Employers are routinely challenged with complying with the Fair Labor Standards Act (FLSA). Under the FLSA, an employer is required to maintain accurate and complete records (including all required identifying information) for covered and nonexempt employee hours worked each workday and total hours worked each workweek. Additionally, nonexempt employees are entitled to overtime pay, which is compensated at a rate of at least one and one-half times their regular rate of pay for hours worked in excess of 40 hours per week.
While these requirements seem relatively straightforward, as they are applied in the workplace, compliance can become murky. Below are some common issues that arise for nonexempt employees in the workplace.
What if nonexempt employees work past their scheduled work time?
It is hard to find an employee in a traditional office setting that is immune from the daily hustle and bustle. Employees may be required to meet internal or external deadlines whether they are exempt or nonexempt.
When it comes to FLSA compliance, employees are required to be paid for any time they work. This means that if a nonexempt employee is required or allowed to work—even if the employer did not expressly authorize the time—then the employee is required to be paid for that time. For example, if a nonexempt employee is working on a project and works past their scheduled shift to complete it, then they must be compensated. Employers may want to consider developing a process for pre-approving overtime work to avoid unexpected payroll expenses.
What if a nonexempt employee works at their desk during their lunch period?
If the nonexempt employee is working through lunch, the employer will need to pay for that time.
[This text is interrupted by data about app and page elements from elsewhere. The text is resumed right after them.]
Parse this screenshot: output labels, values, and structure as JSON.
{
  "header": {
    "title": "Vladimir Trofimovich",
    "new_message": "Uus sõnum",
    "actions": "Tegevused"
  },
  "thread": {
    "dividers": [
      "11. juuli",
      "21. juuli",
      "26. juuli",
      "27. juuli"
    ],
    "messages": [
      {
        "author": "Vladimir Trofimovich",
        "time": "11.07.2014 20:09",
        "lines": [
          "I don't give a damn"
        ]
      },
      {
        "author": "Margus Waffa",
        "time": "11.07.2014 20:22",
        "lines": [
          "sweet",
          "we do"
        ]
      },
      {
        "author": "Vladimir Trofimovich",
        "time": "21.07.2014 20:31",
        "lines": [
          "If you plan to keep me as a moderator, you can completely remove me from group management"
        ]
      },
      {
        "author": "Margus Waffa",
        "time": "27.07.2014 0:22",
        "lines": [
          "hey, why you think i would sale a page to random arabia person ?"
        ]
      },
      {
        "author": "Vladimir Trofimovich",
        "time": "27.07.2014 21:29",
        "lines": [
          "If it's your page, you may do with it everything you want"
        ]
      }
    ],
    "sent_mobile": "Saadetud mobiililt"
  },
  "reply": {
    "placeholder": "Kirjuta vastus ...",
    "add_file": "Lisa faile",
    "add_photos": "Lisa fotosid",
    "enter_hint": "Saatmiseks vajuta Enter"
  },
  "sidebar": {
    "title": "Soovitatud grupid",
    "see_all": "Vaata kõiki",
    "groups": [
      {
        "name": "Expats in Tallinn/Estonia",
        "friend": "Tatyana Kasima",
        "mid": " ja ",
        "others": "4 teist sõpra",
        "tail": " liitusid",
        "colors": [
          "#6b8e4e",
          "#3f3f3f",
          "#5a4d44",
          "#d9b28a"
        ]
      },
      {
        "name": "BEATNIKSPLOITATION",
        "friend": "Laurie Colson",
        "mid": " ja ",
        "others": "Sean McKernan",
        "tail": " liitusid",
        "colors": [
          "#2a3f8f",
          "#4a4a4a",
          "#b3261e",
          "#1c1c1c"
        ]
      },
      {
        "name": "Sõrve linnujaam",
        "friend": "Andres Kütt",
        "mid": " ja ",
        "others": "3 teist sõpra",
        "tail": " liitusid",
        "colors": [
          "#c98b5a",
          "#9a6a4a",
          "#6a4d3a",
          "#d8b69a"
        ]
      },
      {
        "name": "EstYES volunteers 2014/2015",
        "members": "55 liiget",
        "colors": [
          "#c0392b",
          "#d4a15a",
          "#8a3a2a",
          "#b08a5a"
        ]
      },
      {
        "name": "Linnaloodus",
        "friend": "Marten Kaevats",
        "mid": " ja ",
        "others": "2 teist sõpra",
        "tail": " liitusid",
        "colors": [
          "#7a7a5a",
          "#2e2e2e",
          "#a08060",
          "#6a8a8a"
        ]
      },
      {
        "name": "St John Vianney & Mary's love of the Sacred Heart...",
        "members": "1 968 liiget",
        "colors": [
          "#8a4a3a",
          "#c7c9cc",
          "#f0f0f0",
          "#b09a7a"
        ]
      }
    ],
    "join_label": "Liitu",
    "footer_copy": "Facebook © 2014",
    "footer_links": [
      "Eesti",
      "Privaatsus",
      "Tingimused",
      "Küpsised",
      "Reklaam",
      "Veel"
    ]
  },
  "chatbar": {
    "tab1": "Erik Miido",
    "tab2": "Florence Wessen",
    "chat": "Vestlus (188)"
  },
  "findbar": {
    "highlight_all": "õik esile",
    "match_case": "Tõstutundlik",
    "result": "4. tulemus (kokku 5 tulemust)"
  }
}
The FLSA does not require employers to compensate employees for meal breaks if the meal period lasts at least 30 minutes and the employee is completely relieved of duty and allowed to leave their duty station during that time (though they may be required to stay on the company’s premises).
Employers can prevent the additional payroll expense by creating a policy prohibiting employees from remaining at their desks or work areas during lunch periods. Further, employers should train managers to ensure they are not contacting employees while on a meal break and are encouraging employees to take their meal breaks. Be aware that automatically deducting time from an employee’s pay for a meal break without requiring the employee to punch in or out can lead to compliance problems. Employees are required to be paid for any work-related interruptions during meal periods, such as answering calls and emails. Requiring employees to clock in or out may help with compliance in this area. Additionally, having employees regularly sign off on their time cards to ensure accuracy and noting or excepting any time worked during meal periods may help with compliance.
While the FLSA does not require employers to offer meal breaks to employees, state or local laws may require them. Employers need to comply with both the FLSA and any applicable state or local laws.
What if a nonexempt employee works remotely on nights or weekends?
Employees have overwhelming access to laptops, tablets, and smartphones, so ensuring nonexempt employees are paid for any work done after hours (on their personal or work devices) is both essential and complex for employers. With certain limited exceptions, employers are required to capture all time worked by nonexempt employees.
Employers are encouraged to develop written policies and procedures that prohibit and/or prevent nonexempt employees from using mobile devices for work-related issues during non-working hours. Employers can help enforce this policy by prohibiting nonexempt employees from having remote access to work email and instructing managers not to contact nonexempt employees during non-working hours.
Failing to create clear, strong policies could be costly to employers. If employees work from mobile devices, their time should be recorded.
Ultimately, employers can facilitate compliance by adopting and consistently enforcing policies and training employees and managers on the employer’s expectations. If there are any questions about whether policies or practices are sufficient to avoid potential liability, the employer may choose to consult with employment counsel.